Not since cigar chomping, Scotch drinking Winston Churchill led Britain through World War II has the world had a more colorful leader. The Canadian Broadcasting Company called it “strange behavior,” noting:
Yeltsin’s behaviour became increasingly bizarre during his years in office as rumours of excessive drinking swirled. In 1994, the burly, bear-like Yeltsin jumped on the stage during a visit to Germany to conduct a brass band while singing and dancing. Later the same year, he failed to get off a plane during an official visit to Ireland. Russian officials told Irish officials that Yeltsin was unwell, while the common belief among journalists covering the visit was that he was drunk.
In 1997, he unexpectedly announced during a visit to Sweden that he would cut Russia’s nuclear arsenal by one-third and work toward a total world ban on nuclear weapons.

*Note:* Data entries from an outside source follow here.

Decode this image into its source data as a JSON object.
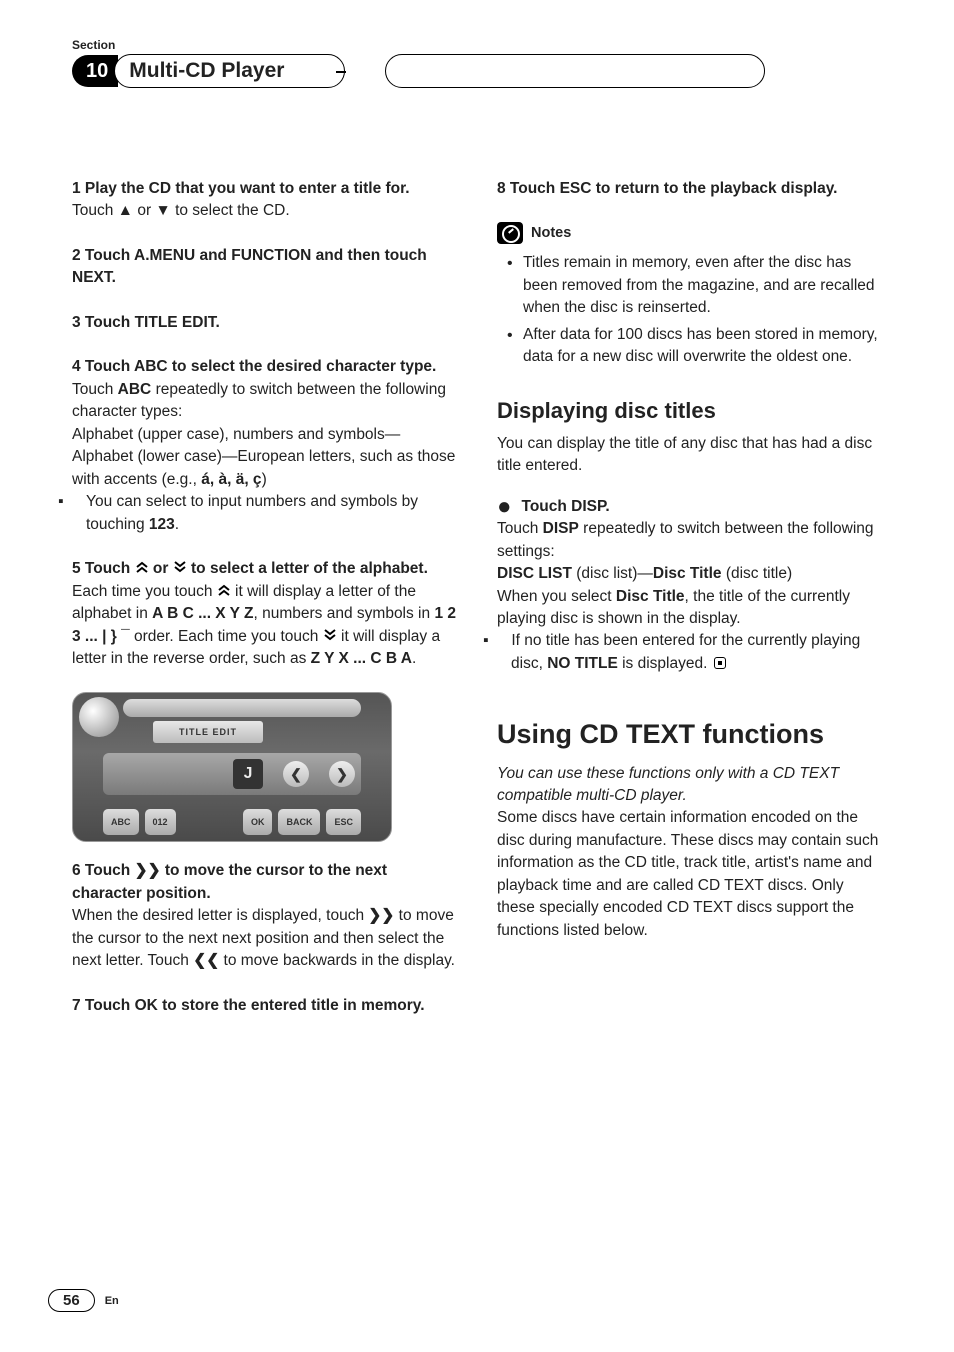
{
  "header": {
    "section_label": "Section",
    "section_number": "10",
    "chapter_title": "Multi-CD Player"
  },
  "left": {
    "step1": {
      "head": "1   Play the CD that you want to enter a title for.",
      "body_pre": "Touch ",
      "body_mid": " or ",
      "body_post": " to select the CD."
    },
    "step2": {
      "head": "2   Touch A.MENU and FUNCTION and then touch NEXT."
    },
    "step3": {
      "head": "3   Touch TITLE EDIT."
    },
    "step4": {
      "head": "4   Touch ABC to select the desired character type.",
      "l1a": "Touch ",
      "l1b": "ABC",
      "l1c": " repeatedly to switch between the following character types:",
      "l2": "Alphabet (upper case), numbers and symbols—Alphabet (lower case)—European letters, such as those with accents (e.g., ",
      "l2b": "á, à, ä, ç",
      "l2c": ")",
      "bullet_a": "You can select to input numbers and symbols by touching ",
      "bullet_b": "123",
      "bullet_c": "."
    },
    "step5": {
      "head_a": "5   Touch ",
      "head_b": " or ",
      "head_c": " to select a letter of the alphabet.",
      "b1a": "Each time you touch ",
      "b1b": " it will display a letter of the alphabet in ",
      "b1c": "A B C ... X Y Z",
      "b1d": ", numbers and symbols in ",
      "b1e": "1 2 3 ... | } ¯",
      "b1f": " order. Each time you touch ",
      "b1g": " it will display a letter in the reverse order, such as ",
      "b1h": "Z Y X ... C B A",
      "b1i": "."
    },
    "device": {
      "tag": "TITLE EDIT",
      "letter": "J",
      "abc": "ABC",
      "num": "012",
      "ok": "OK",
      "back": "BACK",
      "esc": "ESC"
    },
    "step6": {
      "head_a": "6   Touch ",
      "head_b": " to move the cursor to the next character position.",
      "b1a": "When the desired letter is displayed, touch ",
      "b1b": " to move the cursor to the next next position and then select the next letter. Touch ",
      "b1c": " to move backwards in the display."
    },
    "step7": {
      "head": "7   Touch OK to store the entered title in memory."
    }
  },
  "right": {
    "step8": {
      "head": "8   Touch ESC to return to the playback display."
    },
    "notes_label": "Notes",
    "notes": [
      "Titles remain in memory, even after the disc has been removed from the magazine, and are recalled when the disc is reinserted.",
      "After data for 100 discs has been stored in memory, data for a new disc will overwrite the oldest one."
    ],
    "disp_title": "Displaying disc titles",
    "disp_intro": "You can display the title of any disc that has had a disc title entered.",
    "disp_step_head": "Touch DISP.",
    "disp_l1a": "Touch ",
    "disp_l1b": "DISP",
    "disp_l1c": " repeatedly to switch between the following settings:",
    "disp_l2a": "DISC LIST",
    "disp_l2b": " (disc list)—",
    "disp_l2c": "Disc Title",
    "disp_l2d": " (disc title)",
    "disp_l3a": "When you select ",
    "disp_l3b": "Disc Title",
    "disp_l3c": ", the title of the currently playing disc is shown in the display.",
    "disp_bullet_a": "If no title has been entered for the currently playing disc, ",
    "disp_bullet_b": "NO TITLE",
    "disp_bullet_c": " is displayed.",
    "cdtext_title": "Using CD TEXT functions",
    "cdtext_ital": "You can use these functions only with a CD TEXT compatible multi-CD player.",
    "cdtext_body": "Some discs have certain information encoded on the disc during manufacture. These discs may contain such information as the CD title, track title, artist's name and playback time and are called CD TEXT discs. Only these specially encoded CD TEXT discs support the functions listed below."
  },
  "footer": {
    "page": "56",
    "lang": "En"
  },
  "glyphs": {
    "up": "▲",
    "down": "▼",
    "dbl_up": "❢",
    "dbl_down": "❣",
    "fwd": "❱❱",
    "back": "❰❰"
  }
}
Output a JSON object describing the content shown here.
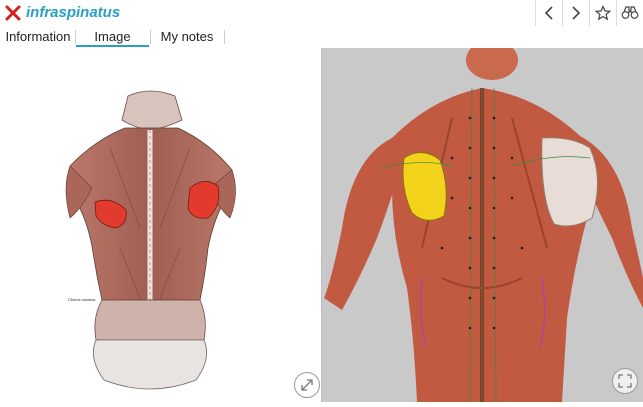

Russian officials scrambled to correct the president.
The following year, during a banquet with Pope John Paul II, Yeltsin toasted his “love of Italian women,” and on another occasion, played wooden spoons on the balding head of Askar Akayev, the president of ex-Soviet state Kyrgyzstan.
He made headlines in Canada for taking former Canadian prime minister Brian Mulroney boar hunting in 1993, a move that angered animal activists.
Yeltsin was born to a poor peasant family in the Ural mountains and studied engineering and worked as a construction manager before joining the Communist party.